• Data extract
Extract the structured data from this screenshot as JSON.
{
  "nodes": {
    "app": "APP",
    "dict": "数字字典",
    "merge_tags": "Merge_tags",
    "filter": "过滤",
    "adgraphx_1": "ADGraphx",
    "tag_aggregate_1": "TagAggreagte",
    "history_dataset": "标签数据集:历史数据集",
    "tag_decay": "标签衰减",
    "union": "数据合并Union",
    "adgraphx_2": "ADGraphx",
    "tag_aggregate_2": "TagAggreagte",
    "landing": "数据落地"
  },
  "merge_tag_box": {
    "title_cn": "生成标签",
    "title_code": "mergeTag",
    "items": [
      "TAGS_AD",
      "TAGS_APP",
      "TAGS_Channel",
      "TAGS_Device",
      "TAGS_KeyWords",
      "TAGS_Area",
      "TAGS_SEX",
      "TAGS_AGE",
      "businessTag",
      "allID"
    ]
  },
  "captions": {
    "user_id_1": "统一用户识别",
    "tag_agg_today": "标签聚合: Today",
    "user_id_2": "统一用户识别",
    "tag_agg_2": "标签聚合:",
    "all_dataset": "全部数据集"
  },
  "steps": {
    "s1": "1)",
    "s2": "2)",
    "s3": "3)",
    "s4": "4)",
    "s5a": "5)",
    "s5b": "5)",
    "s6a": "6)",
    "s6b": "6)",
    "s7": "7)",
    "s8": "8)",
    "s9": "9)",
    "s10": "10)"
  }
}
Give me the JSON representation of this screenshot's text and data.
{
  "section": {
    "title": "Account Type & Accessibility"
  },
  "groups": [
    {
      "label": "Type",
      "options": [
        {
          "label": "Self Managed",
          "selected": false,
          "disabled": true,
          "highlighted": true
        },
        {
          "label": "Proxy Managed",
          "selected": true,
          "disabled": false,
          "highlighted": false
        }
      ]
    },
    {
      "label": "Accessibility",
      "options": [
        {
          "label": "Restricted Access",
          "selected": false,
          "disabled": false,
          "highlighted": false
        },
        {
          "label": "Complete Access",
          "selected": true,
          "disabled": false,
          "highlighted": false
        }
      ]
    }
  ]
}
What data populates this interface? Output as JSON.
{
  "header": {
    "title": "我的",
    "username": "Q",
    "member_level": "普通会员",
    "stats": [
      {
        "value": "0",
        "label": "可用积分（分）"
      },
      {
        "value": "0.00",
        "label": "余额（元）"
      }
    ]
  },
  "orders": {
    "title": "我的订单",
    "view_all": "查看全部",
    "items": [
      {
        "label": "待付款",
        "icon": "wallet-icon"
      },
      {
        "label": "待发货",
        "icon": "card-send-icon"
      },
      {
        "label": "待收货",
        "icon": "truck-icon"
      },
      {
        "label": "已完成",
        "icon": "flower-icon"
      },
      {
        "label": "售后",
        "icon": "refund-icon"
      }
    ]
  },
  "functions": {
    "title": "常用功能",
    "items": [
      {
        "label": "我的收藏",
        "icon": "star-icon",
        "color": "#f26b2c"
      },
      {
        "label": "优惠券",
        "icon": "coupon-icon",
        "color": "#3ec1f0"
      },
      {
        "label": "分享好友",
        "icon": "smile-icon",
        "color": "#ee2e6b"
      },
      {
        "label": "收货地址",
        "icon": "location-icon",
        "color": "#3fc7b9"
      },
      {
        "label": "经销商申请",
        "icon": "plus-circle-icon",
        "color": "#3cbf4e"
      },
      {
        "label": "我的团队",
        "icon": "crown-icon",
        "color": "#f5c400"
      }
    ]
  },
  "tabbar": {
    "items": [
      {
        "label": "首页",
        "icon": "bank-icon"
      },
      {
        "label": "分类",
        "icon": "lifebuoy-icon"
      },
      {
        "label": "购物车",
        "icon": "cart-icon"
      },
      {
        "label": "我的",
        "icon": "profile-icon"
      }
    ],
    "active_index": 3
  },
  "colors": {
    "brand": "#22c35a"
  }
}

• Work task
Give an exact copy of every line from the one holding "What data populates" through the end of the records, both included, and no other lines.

• Output below
What data populates this interface? Output as JSON.
{
  "header": {
    "title": "我的",
    "username": "Q",
    "member_level": "普通会员",
    "stats": [
      {
        "value": "0",
        "label": "可用积分（分）"
      },
      {
        "value": "0.00",
        "label": "余额（元）"
      }
    ]
  },
  "orders": {
    "title": "我的订单",
    "view_all": "查看全部",
    "items": [
      {
        "label": "待付款",
        "icon": "wallet-icon"
      },
      {
        "label": "待发货",
        "icon": "card-send-icon"
      },
      {
        "label": "待收货",
        "icon": "truck-icon"
      },
      {
        "label": "已完成",
        "icon": "flower-icon"
      },
      {
        "label": "售后",
        "icon": "refund-icon"
      }
    ]
  },
  "functions": {
    "title": "常用功能",
    "items": [
      {
        "label": "我的收藏",
        "icon": "star-icon",
        "color": "#f26b2c"
      },
      {
        "label": "优惠券",
        "icon": "coupon-icon",
        "color": "#3ec1f0"
      },
      {
        "label": "分享好友",
        "icon": "smile-icon",
        "color": "#ee2e6b"
      },
      {
        "label": "收货地址",
        "icon": "location-icon",
        "color": "#3fc7b9"
      },
      {
        "label": "经销商申请",
        "icon": "plus-circle-icon",
        "color": "#3cbf4e"
      },
      {
        "label": "我的团队",
        "icon": "crown-icon",
        "color": "#f5c400"
      }
    ]
  },
  "tabbar": {
    "items": [
      {
        "label": "首页",
        "icon": "bank-icon"
      },
      {
        "label": "分类",
        "icon": "lifebuoy-icon"
      },
      {
        "label": "购物车",
        "icon": "cart-icon"
      },
      {
        "label": "我的",
        "icon": "profile-icon"
      }
    ],
    "active_index": 3
  },
  "colors": {
    "brand": "#22c35a"
  }
}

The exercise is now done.